(Dataset rows describing interfaces)
^^^^^^^^^^^^^^^^

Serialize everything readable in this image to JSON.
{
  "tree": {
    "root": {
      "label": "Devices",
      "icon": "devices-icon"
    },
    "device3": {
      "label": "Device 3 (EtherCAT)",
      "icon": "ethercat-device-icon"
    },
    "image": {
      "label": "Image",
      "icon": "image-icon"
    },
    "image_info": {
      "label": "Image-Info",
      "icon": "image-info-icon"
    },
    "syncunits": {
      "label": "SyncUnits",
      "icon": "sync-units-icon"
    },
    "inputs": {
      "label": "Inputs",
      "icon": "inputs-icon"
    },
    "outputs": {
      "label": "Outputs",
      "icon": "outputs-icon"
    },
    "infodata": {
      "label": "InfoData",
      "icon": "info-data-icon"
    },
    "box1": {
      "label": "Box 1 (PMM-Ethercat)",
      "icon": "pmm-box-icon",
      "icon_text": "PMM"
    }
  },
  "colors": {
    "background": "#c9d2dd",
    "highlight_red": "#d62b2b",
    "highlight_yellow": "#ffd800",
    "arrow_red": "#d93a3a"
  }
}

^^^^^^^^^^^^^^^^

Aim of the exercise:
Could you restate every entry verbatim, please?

Solution:
Serialize everything readable in this image to JSON.
{
  "tree": {
    "root": {
      "label": "Devices",
      "icon": "devices-icon"
    },
    "device3": {
      "label": "Device 3 (EtherCAT)",
      "icon": "ethercat-device-icon"
    },
    "image": {
      "label": "Image",
      "icon": "image-icon"
    },
    "image_info": {
      "label": "Image-Info",
      "icon": "image-info-icon"
    },
    "syncunits": {
      "label": "SyncUnits",
      "icon": "sync-units-icon"
    },
    "inputs": {
      "label": "Inputs",
      "icon": "inputs-icon"
    },
    "outputs": {
      "label": "Outputs",
      "icon": "outputs-icon"
    },
    "infodata": {
      "label": "InfoData",
      "icon": "info-data-icon"
    },
    "box1": {
      "label": "Box 1 (PMM-Ethercat)",
      "icon": "pmm-box-icon",
      "icon_text": "PMM"
    }
  },
  "colors": {
    "background": "#c9d2dd",
    "highlight_red": "#d62b2b",
    "highlight_yellow": "#ffd800",
    "arrow_red": "#d93a3a"
  }
}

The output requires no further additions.